Sleep and Weight Loss :-
People wonder whether their sleep can affect the body’s weight. Yes, it is true. Taking less or poor sleep can affect your weight. When you don’t get proper sleep, your body cooks a perfect recipe for weight gain. It is easy to lean on a large latte when you sleep less to stay awake. You may get tempted to skip exercises, get takeout for dinner, and then turn late because you are comfortably full.
If this cycle of events happens a few times each year, no problem. The trouble is that more than 40 million Americans are not getting enough sleep regularly. So, residents of the USA usually buy Ambien onlineto manage their sleeping schedules. Yet some experts agree that getting enough quality sleep is as necessary to health, well-being, and weight as are diet and exercises.
Losing weight is challenging, and managing that weight can be difficult. However, the medical community is still untangling the complicated relationship between sleep and body weight. Several potential links have emerged between the potential weight loss benefits of getting good sleep and the negative health impacts of sleep deprivation.
With proper exercise, a low-calorie diet, and enough sleep, you can Buy Meridia Online to reduce weight fast.
What is the link between weight and poor sleep?
Over the past many decades, the amount of time Americans spends sleeping steadily decreased, as has the self-reported quality of that sleep. For much same period, Americans’ average body mass index has increased. It reflects a new trend towards higher body weights and elevated rates of obesity.
In response to the increased weight trend, many researchers began to study a potential link between weight and sleep. Several studies have suggested that poor or restricted sleep quality may lead to metabolic disorders, weight gain, and increased risk of obesity and other chronic health problems.
There is much to be discovered about the details of how sleep and weight are connected. Several studies offered paths for additional research with the hope that increasing the understanding of the relationship between sleep and weight will lead to reduced obesity and better weight-reducing methods.
Can sleep increase metabolism?
Metabolism is a chemical process in your body that converts what you eat and drink into energy needed to survive. All of your collective activities, from breathing and everything in between, are a part of your metabolism. Activities like physical exercise can temporarily increase metabolism; sleep cannot. It slows about 15% during sleep and reaches its lowest level in the morning.

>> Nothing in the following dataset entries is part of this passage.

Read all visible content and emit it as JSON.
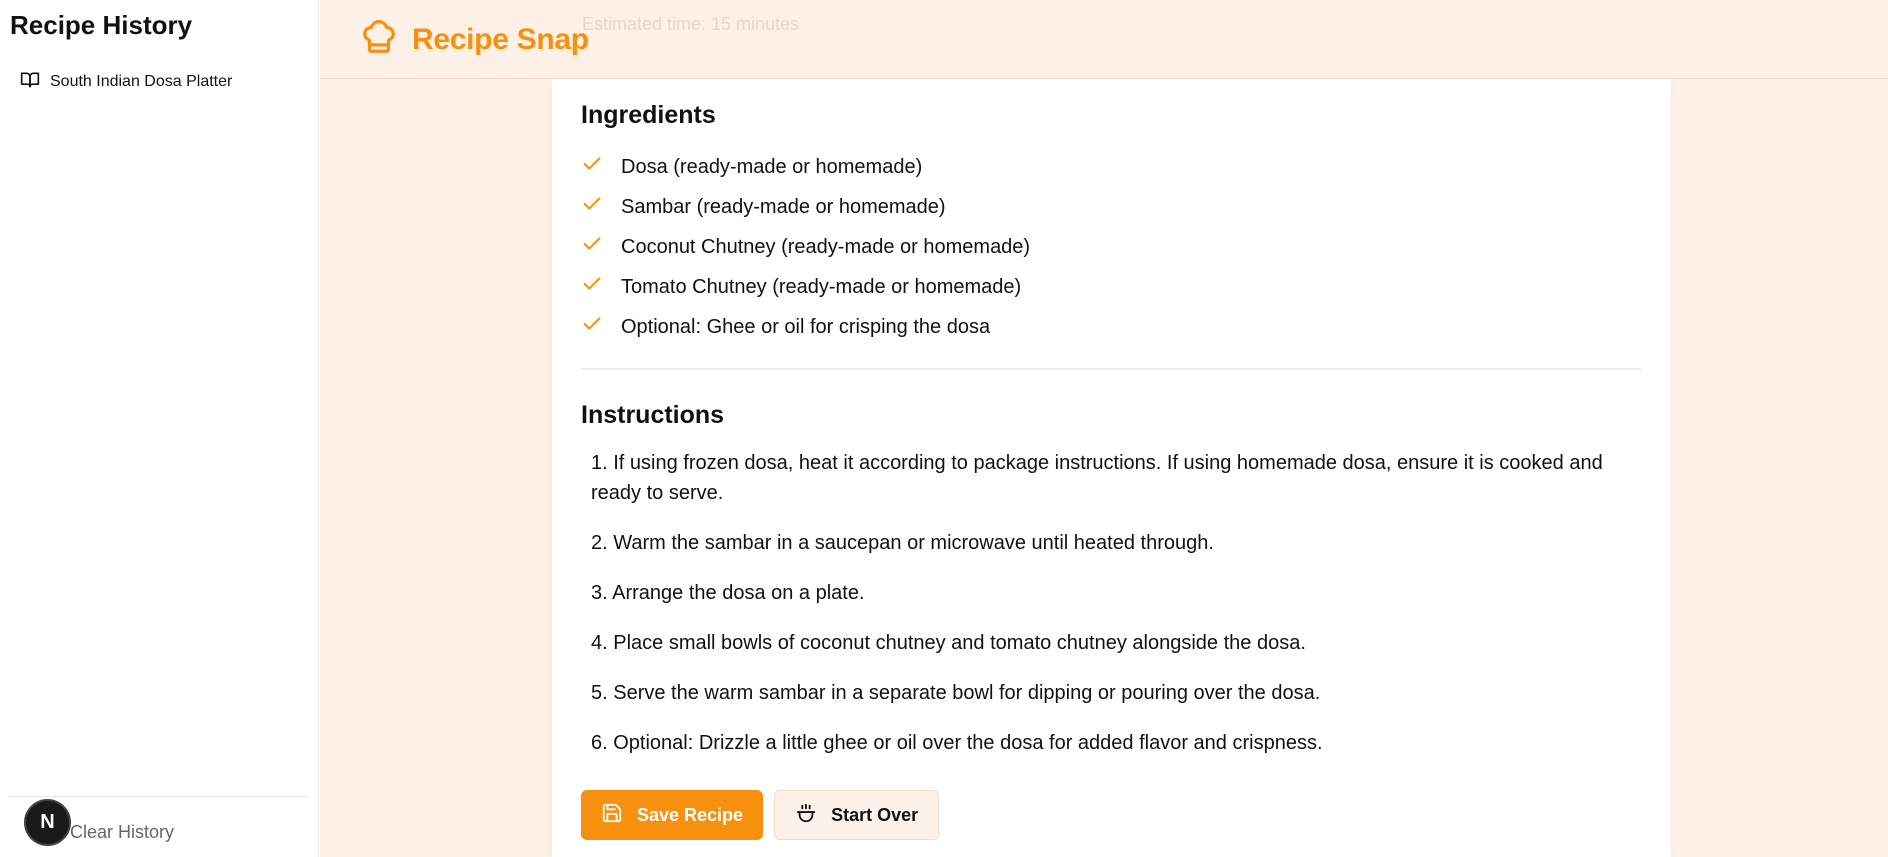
{
  "sidebar": {
    "title": "Recipe History",
    "items": [
      {
        "label": "South Indian Dosa Platter",
        "icon": "book-open-icon"
      }
    ],
    "clear_label": "Clear History",
    "badge_letter": "N"
  },
  "header": {
    "brand": "Recipe Snap",
    "brand_icon": "chef-hat-icon",
    "ghost_text": "Estimated time: 15 minutes"
  },
  "recipe": {
    "ingredients_title": "Ingredients",
    "ingredients": [
      "Dosa (ready-made or homemade)",
      "Sambar (ready-made or homemade)",
      "Coconut Chutney (ready-made or homemade)",
      "Tomato Chutney (ready-made or homemade)",
      "Optional: Ghee or oil for crisping the dosa"
    ],
    "instructions_title": "Instructions",
    "instructions": [
      "1. If using frozen dosa, heat it according to package instructions. If using homemade dosa, ensure it is cooked and ready to serve.",
      "2. Warm the sambar in a saucepan or microwave until heated through.",
      "3. Arrange the dosa on a plate.",
      "4. Place small bowls of coconut chutney and tomato chutney alongside the dosa.",
      "5. Serve the warm sambar in a separate bowl for dipping or pouring over the dosa.",
      "6. Optional: Drizzle a little ghee or oil over the dosa for added flavor and crispness."
    ],
    "save_label": "Save Recipe",
    "start_over_label": "Start Over"
  },
  "colors": {
    "accent": "#f7900f",
    "background": "#fdf0e6"
  }
}
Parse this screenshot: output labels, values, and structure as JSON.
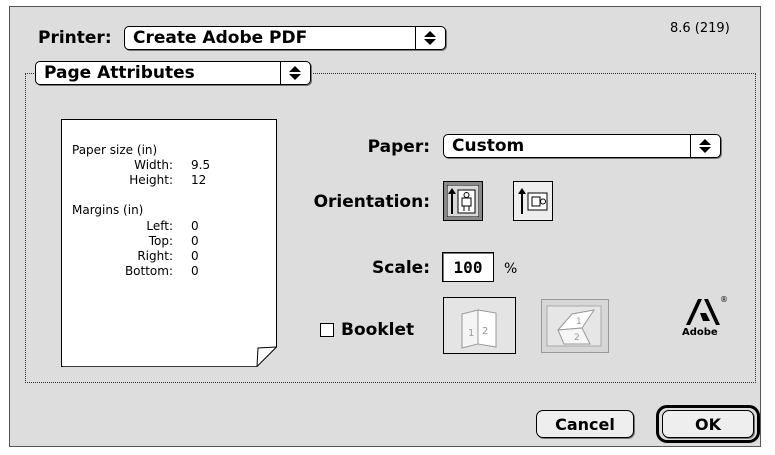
{
  "header": {
    "printer_label": "Printer:",
    "printer_value": "Create Adobe PDF",
    "version": "8.6 (219)"
  },
  "section_popup": {
    "value": "Page Attributes"
  },
  "preview": {
    "paper_size_heading": "Paper size (in)",
    "width_label": "Width:",
    "width_value": "9.5",
    "height_label": "Height:",
    "height_value": "12",
    "margins_heading": "Margins (in)",
    "left_label": "Left:",
    "left_value": "0",
    "top_label": "Top:",
    "top_value": "0",
    "right_label": "Right:",
    "right_value": "0",
    "bottom_label": "Bottom:",
    "bottom_value": "0"
  },
  "settings": {
    "paper_label": "Paper:",
    "paper_value": "Custom",
    "orientation_label": "Orientation:",
    "orientation_selected": "portrait",
    "scale_label": "Scale:",
    "scale_value": "100",
    "scale_unit": "%",
    "booklet_label": "Booklet",
    "booklet_checked": false
  },
  "brand": {
    "name": "Adobe",
    "registered": "®"
  },
  "buttons": {
    "cancel": "Cancel",
    "ok": "OK"
  },
  "icons": {
    "popup_arrows": "up-down-arrows-icon",
    "portrait": "portrait-orientation-icon",
    "landscape": "landscape-orientation-icon",
    "booklet_a": "booklet-book-icon",
    "booklet_b": "booklet-flip-icon",
    "logo": "adobe-logo-icon"
  }
}
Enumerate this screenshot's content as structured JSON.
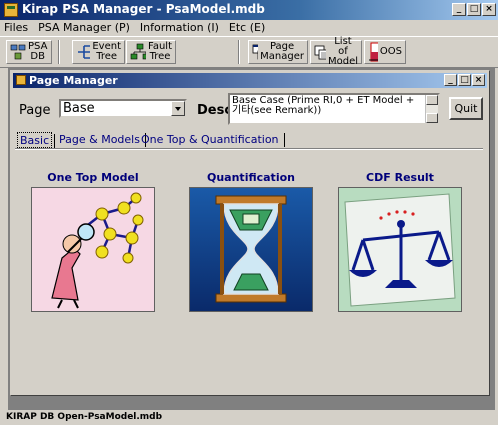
{
  "window": {
    "title": "Kirap PSA Manager - PsaModel.mdb",
    "btn_min": "_",
    "btn_max": "□",
    "btn_close": "×"
  },
  "menu": [
    {
      "label": "Files"
    },
    {
      "label": "PSA Manager (P)"
    },
    {
      "label": "Information (I)"
    },
    {
      "label": "Etc (E)"
    }
  ],
  "toolbar": {
    "psa_db": {
      "l1": "PSA",
      "l2": "DB"
    },
    "event_tree": {
      "l1": "Event",
      "l2": "Tree"
    },
    "fault_tree": {
      "l1": "Fault",
      "l2": "Tree"
    },
    "page_manager": {
      "l1": "Page",
      "l2": "Manager"
    },
    "list_of_model": {
      "l1": "List of",
      "l2": "Model"
    },
    "oos": {
      "l1": "OOS"
    }
  },
  "child": {
    "title": "Page Manager",
    "page_label": "Page",
    "page_value": "Base",
    "desc_label": "Desc",
    "desc_value": "Base Case  (Prime RI,0 + ET Model + 기타(see Remark))",
    "quit": "Quit",
    "tabs": [
      {
        "label": "Basic"
      },
      {
        "label": "Page & Models"
      },
      {
        "label": "One Top & Quantification"
      }
    ],
    "cards": [
      {
        "title": "One Top Model"
      },
      {
        "title": "Quantification"
      },
      {
        "title": "CDF Result"
      }
    ]
  },
  "status": "KIRAP DB Open-PsaModel.mdb"
}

Several studies have shown that poor sleep commonly leads to metabolic dysregulation, whether due to insomnia or other sleep disorders. Lack of sleep is associated with increased oxidative glucose, stress, insulin resistance, and intolerance. The more you stay awake more you grow the opportunity to eat. Sleeping less may also disrupt circadian rhythms, leading to weight gain.
Can poor sleep increase the appetite?
One formal study about the relationship between weight and sleep involves how sleep can affect appetite. We often think of weight gain as simply a matter of stomach grumbling. But, it is actually controlled by neurotransmitters, which are chemicals in the brain that allow nerve cells to communicate with one another.
The neurotransmitter chemicals leptin and ghrelin are thought to be central to appetite. Ghrelin promotes hunger, and on the other hand, leptin contributes to feeling full. Your body naturally decreases and increases the levels of these neurotransmitter chemicals throughout the day to signal the need to consume calories. The lack of sleep can affect the regulation of these neurotransmitters in your body.
A recent study shows that men who get 4 hours of sleep had increased ghrelin and decreased leptin compared to those who get 10 hours of sleep. This disturbed regulation of leptin and ghrelin may lead to increased appetite and diminished feelings of fullness in people who have a poor sleep.
In addition, many studies indicate that poor sleep affects food preference. People who do not get good sleep tend to choose foods high in carbohydrates and calories. The connection between sleep and increased appetite involves the body’s orexin and the endocannabinoid system, a neurotransmitter targeted by sleep aids.
Several experts believe that the link between weight and sleep neurotransmitter dysregulation is complex, and additional research is needed to understand the neurobiological relationship properly.
Tips to get a night of quality sleep during weight loss?
There are several methods to improve sleep. Here are a few expert-recommended tips to sleep better when you are in a race to lose weight fast.
Keep a proper sleeping schedule: Disturbance in your sleep schedule to trying to catch up sleep after a week of late nights can change your metabolism levels and decrease insulin sensitivity to elevate the blood sugar levels.
Try to sleep in a dark room: exposure to artificial lights while sleeping, such as a TV light or table lamp, is associated with an increased risk of obesity and weight gain.
Try to wake up early: People with late bedtimes have an increased risk of consuming more calories and weight gain. People who habit waking up early are more likely to maintain weight loss than night owls.
Avoid eating right before going to bed: People who have the habit of eating late nights or before going to bed can reduce the success of weight loss attempts.